• [ACTIVITY] Below are records; count the lines that hold the string "desc" and give only the count.

[Data records for software interfaces]
────────────────────────────────────────
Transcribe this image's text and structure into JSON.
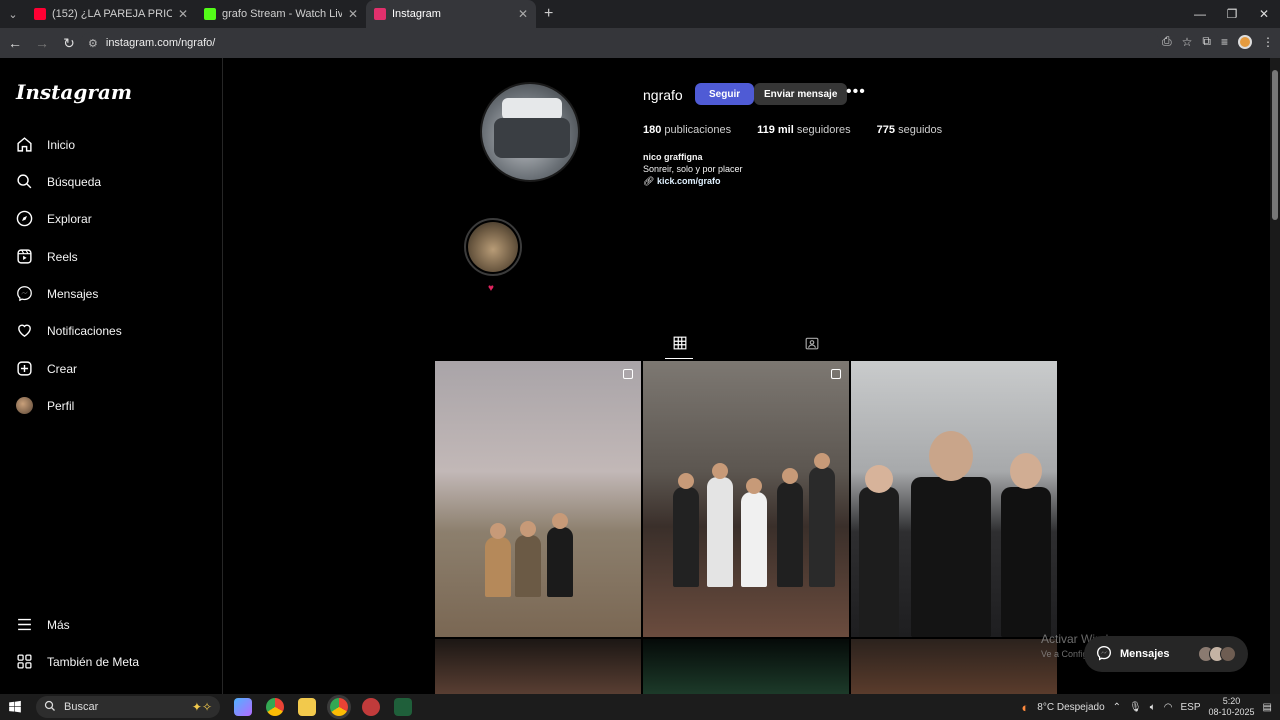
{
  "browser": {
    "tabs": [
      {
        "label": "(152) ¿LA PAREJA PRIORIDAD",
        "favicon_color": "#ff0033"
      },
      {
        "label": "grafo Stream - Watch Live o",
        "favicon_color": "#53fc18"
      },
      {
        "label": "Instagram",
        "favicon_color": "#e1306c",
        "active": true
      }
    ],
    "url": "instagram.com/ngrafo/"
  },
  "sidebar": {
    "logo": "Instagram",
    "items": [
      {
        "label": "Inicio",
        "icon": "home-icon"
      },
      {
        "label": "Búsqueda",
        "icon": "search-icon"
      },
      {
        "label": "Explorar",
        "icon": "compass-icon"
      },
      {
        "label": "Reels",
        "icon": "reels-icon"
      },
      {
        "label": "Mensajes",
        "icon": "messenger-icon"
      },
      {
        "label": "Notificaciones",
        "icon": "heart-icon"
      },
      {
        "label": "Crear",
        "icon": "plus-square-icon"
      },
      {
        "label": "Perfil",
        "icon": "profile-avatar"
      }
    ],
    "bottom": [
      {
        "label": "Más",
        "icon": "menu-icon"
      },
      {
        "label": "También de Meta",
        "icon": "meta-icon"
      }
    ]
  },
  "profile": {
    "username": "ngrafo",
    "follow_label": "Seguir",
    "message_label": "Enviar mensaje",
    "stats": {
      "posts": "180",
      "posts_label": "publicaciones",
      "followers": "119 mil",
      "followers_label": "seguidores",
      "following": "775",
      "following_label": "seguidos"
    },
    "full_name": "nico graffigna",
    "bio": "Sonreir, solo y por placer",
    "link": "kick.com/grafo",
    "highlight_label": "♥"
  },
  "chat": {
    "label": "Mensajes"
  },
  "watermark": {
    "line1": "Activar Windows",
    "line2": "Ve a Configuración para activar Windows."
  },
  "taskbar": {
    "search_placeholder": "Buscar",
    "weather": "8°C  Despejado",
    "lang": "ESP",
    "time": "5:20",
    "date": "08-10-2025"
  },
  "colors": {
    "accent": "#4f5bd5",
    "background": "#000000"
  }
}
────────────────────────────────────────
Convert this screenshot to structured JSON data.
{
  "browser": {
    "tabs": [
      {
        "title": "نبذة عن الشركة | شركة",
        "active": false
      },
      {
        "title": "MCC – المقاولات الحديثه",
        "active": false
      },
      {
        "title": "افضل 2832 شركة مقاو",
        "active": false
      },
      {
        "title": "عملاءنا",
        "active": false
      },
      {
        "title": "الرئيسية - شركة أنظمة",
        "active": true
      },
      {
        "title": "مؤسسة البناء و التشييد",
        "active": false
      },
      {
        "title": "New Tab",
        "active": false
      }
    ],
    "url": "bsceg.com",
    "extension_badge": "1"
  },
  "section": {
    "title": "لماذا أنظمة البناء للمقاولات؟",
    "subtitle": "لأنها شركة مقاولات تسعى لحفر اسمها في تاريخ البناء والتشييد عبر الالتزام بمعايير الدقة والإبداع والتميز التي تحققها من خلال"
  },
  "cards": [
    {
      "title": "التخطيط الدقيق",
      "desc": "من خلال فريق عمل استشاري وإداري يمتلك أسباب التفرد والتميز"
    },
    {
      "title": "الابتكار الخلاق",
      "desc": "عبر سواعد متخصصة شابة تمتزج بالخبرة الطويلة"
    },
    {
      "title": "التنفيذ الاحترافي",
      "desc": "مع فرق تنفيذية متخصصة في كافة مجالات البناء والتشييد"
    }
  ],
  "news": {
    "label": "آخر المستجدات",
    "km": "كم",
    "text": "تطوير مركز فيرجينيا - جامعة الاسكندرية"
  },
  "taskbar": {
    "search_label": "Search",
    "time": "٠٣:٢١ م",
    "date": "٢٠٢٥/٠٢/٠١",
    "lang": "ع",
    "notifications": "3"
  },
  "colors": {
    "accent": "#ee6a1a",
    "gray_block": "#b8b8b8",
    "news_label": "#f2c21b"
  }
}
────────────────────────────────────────
• [ANSWER TO THIS EXERCISE] 3